“I don’t believe in inspiration,” says Whiddon, “I just don’t. I think it’s a bullshit word.” Rather, he sees creativity and songwriting as a craft. “I try to block off “x” amount of time every day, and that time can wax and wane depending on what’s going on. You sit there, at the same place, with the same tools every day and you throw your antennae up.” It’s a commitment, and you have to be willing to put in the work. “For me it’s all about craft, rather than any sort of inspirational artistic mysticism,” he says.
Scott has been putting together shows with his fellow local musicians to benefit Habitat for Humanity, honoring the elder Whiddon’s dedication to the organization’s works in the last decade of his life. The first was a Velvet Underground charity show at The Burl with Robby Cosenza, Kim Smith, Tim Welch, Willie Eames and Sam McWilliams. Two months ago he held a Pink Floyd show at Cosmic Charlie’s, recreating the entire Dark Side of the Moon album with Kevin Holm-Hudson, Mark Richardson, Thomas Hatton, Jim Gleason and others. More Habitat benefit shows will follow, with two already in the works.
Scott attributes much of his contribution to a deep bench of talent in such a small city, with so many great songwriters, technicians, musicians. Considering the “Ratio of talent to numbers…we’re lucky.”
Come out and support some of this Lexington talent on Saturday July 22nd. The Volare String Quartet will open the evening with a set of experimental classical music. Then Scott will take the stage, solo at first, later to be joined by Cosenza, Hnatow,Wright and Jimmy Early of Frigid Kitty. Italian Beaches will close out the night; a unique line-up curated by Whiddon himself.

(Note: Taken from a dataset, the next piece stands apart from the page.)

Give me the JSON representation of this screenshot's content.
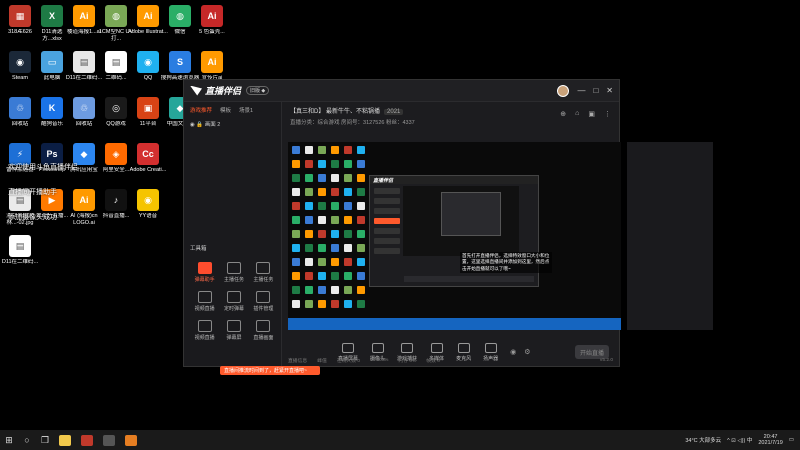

The Green Lantern is located at 497 W 3rd St. Lexington, Kentucky
(Photo credit: Ann Sydney Taylor Photography | Album Cover by Neil Bell)